Have you ever seen a movie so entirely up your alley, so perfectly attuned to your interests, so entertaining on a personal level that you find it difficult to step back and professionally criticize it? That’s been me with NIGHTMARE CINEMA. If there is a target audience for this thing, I am the goddamn bullseye. I knew this going into watching it, because the film — a five-part anthology, with a frame story — is produced by director Mick Garris, who happens to be responsible for one of the only television obsessions I’ve ever had.
Back in the mid-2000s, when cable “television” was still a thing (streaming service, what?), there was a little show called MASTERS OF HORROR. Created by Garris, the show was an anthology series that gave horror directors the chance to riff on a story, often based on material by a notable writer, for an hour-long episode — a kind of medium-length exercise in scary narrative, like little digestible terror-bites. And the results were downright spectacular: everyone from Dario Argento to Tobe Hooper directed episodes, some of which — such as John Carpenter’s CIGARETTE BURNS and Takashi Miike’s IMPRINT — I consider to be among the best in their director’s catalogue. Mini-masterpieces.
So when I heard Mick Garris refer to NIGHTMARE CINEMA as “the spiritual successor to MASTERS OF HORROR,” well, I knew I had to get on board. And by god, he’s absolutely right. It’s difficult to express what makes this movie so different from other horror anthologies, but I’m going to try.
Each film — “The Thing in the Woods”, “Mirari”, “Mashit”, “This Way to Egress”, and “Dead” — is introduced by its main character stumbling upon an old marquee displaying its title at a movie theater in what looks like an abandoned part of town. The character inevitably enters the theater and sits down, only to be treated to a story starring his or herself in a worst-case nightmare scenario.
What seems like a gimmicky setup at first is actually perfectly appropriate for films that seem to be watching themselves play out against the background of existing horror movie tropes. One of the things I appreciated most about NIGHTMARE CINEMA is its self-referential wink-wink, nudge-nudge attitude. There’s a shout out to pretty much every genre of horror, from slasher to ghost story to David Lynchian nightmare, and while the humor isn’t always overt (“The Thing in the Woods” is probably the closest thing here to horror-comedy), NIGHTMARE CINEMA has no problem recognizing its own well-traveled roots.

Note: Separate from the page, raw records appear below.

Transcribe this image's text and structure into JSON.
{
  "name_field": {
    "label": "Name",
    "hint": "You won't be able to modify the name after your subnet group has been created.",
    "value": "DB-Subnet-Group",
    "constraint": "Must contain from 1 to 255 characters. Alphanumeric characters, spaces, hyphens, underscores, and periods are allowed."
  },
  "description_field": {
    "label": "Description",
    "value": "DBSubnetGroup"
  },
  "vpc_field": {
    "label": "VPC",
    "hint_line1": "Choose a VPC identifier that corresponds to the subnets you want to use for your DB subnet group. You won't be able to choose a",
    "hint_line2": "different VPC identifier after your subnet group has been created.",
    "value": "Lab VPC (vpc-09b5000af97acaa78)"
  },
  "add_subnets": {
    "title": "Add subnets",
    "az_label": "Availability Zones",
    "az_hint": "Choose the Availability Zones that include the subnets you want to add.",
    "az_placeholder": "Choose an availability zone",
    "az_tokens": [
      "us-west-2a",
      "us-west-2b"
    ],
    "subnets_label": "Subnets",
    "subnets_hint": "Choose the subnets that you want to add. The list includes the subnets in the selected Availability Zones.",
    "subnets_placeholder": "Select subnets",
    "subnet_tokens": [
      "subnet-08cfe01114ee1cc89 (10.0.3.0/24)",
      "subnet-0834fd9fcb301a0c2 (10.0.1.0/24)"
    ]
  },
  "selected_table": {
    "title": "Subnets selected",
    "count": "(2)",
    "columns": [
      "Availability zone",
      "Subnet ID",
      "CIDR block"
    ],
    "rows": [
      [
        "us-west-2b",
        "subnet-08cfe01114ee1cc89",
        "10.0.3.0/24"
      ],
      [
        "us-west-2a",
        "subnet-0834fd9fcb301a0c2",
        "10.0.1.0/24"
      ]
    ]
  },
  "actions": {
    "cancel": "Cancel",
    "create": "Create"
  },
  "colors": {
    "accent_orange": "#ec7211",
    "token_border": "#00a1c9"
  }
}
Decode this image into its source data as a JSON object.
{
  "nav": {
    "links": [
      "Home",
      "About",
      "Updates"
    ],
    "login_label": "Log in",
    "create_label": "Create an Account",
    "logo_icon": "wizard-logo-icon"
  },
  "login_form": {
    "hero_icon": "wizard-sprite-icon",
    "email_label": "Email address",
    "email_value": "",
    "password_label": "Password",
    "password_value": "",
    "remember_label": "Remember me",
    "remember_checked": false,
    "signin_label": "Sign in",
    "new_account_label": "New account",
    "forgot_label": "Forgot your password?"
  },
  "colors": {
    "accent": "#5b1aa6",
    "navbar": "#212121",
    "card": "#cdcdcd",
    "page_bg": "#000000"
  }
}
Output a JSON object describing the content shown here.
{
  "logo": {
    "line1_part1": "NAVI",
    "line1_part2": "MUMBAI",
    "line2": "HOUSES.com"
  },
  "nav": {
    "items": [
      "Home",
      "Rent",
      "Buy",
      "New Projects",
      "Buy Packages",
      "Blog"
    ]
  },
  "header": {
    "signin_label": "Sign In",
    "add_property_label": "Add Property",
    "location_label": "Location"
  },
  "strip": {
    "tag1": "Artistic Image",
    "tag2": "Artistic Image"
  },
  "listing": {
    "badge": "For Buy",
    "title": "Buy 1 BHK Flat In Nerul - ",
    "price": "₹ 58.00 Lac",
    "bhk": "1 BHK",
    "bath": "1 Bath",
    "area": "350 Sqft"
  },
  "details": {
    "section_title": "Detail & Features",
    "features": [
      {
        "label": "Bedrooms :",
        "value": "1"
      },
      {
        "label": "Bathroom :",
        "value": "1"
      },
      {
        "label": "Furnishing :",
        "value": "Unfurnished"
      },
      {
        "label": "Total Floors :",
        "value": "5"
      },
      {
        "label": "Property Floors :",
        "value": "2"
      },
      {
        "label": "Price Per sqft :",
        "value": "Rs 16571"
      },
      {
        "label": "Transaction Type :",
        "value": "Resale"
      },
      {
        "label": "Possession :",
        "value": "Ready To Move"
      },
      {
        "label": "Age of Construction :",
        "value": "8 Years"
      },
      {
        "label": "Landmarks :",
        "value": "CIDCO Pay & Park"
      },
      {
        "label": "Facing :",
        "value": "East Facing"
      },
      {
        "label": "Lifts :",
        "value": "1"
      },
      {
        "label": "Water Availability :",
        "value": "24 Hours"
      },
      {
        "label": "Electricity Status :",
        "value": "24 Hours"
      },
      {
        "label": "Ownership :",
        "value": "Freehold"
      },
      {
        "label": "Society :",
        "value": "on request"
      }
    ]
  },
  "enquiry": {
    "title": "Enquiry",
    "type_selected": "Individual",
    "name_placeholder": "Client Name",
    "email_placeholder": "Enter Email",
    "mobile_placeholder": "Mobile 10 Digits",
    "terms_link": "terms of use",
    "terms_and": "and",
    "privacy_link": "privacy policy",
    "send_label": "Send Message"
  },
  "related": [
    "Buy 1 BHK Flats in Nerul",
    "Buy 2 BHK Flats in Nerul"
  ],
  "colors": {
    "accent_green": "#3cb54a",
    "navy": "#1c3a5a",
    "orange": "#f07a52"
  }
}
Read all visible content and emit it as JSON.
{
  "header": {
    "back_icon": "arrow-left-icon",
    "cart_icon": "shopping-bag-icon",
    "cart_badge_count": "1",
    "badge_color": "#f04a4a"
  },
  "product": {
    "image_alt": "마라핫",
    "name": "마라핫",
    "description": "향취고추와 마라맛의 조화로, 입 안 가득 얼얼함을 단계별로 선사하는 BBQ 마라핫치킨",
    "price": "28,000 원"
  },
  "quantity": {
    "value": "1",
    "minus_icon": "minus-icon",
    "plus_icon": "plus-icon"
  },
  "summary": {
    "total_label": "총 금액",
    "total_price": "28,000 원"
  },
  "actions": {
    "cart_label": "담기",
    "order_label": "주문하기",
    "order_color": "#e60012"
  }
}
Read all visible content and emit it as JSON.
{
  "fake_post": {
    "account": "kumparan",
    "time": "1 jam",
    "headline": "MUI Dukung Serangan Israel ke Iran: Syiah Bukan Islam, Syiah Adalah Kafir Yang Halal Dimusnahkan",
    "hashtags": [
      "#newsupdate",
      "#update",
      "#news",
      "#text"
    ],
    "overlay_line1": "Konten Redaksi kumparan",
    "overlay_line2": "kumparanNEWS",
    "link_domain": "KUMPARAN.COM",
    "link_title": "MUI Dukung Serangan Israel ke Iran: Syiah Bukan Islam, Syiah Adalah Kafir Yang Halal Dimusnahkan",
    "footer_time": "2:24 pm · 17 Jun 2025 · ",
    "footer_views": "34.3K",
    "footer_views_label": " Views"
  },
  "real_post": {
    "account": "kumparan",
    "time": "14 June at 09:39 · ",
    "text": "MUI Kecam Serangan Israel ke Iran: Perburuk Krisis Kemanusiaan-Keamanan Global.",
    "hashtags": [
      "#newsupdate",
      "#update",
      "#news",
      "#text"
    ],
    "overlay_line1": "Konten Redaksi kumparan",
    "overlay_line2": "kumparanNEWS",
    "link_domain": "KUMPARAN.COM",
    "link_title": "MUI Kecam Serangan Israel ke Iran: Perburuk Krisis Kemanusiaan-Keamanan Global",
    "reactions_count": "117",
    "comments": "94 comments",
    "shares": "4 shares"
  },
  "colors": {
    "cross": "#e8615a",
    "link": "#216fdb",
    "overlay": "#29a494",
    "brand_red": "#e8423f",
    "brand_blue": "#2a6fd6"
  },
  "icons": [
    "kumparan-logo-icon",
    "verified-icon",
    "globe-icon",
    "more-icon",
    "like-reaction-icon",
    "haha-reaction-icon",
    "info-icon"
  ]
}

The five directors all play to their own strengths. With “The Thing in the Woods”, Alejandro Brugués (JUAN OF THE DEAD) brings an appropriately campy send-up to every backwoods slasher movie ever with a scantily clad girl tripping over corpses and landing in their intestines. Then it takes a complete left turn into Sci-Fi territory with several surreal sequences that I can only describe as “spider-cam”. Following this rollicking opener, Joe Dante, best known for 80s classics like GREMLINS and THE HOWLING, takes social commentary on plastic surgery into gratuitous mad-scientist territory with “Mirari” (featuring a cheeky and chilling performance by Richard Chamberlain), and you’ll appreciate it all the more in context of the classic TWILIGHT ZONE episode “Eye of the Beholder”.
Ryuhei Kitamura (THE MIDNIGHT MEAT TRAIN, DOWNRANGE) gives us the best of Satanic children and creepy priest figures with “Mashit”, a segment that begins with a shady suicide at a Catholic school before it explodes into full-on exploitative joy: nun-sex, demonic possession, a priest chopping children in half, and 80s-tastic creepy organ music accompanied by an appropriately whiny electric guitar. Next, in David Slade’s (30 DAYS OF NIGHT) “This Way to Egress”, we once again find ourselves somewhere in THE TWILIGHT ZONE with a black and white industrial nightmare featuring a mother lost in a high rise while looking for her missing children. Inhuman janitors mop the floor of slime-covered hallways to the rhythm of disconnected payphone signals. It’s the film that feels most like an actual nightmare, and the collection’s highlight.
The finale is Mick Garris’s own “Dead”, an intense and emotional commentary on the paranormal I-see-dead-people subgenre starring a piano prodigy whose parents are brutally murdered. In a lot of ways it’s the most straightforward entry in the anthology, recalling classic ghost stories but remaining very much its own beast. It’s the perfect note to segue into the final scenes of a frame story that boasts Mickey Rourke as “The Projectionist” as he smokes mysteriously while his theater patrons die.
What makes NIGHTMARE CINEMA work, unlike a lot of anthologies, is that that same amount of care that was found in every episode of MASTERS OF HORROR is given to each of the five segments. The selections have been carefully curated to run the gamut of styles and emotions available in horror cinema, from absurdity to gore to minimalism and back again. This isn’t just a bunch of directors throwing paint at a wall. NIGHTMARE CINEMA is not a collection of films that exists in a vacuum; it exists, and acknowledges its existence, as part of the larger horror tradition. And that is its greatest strength.
Along with some good old-fashioned exploding heads.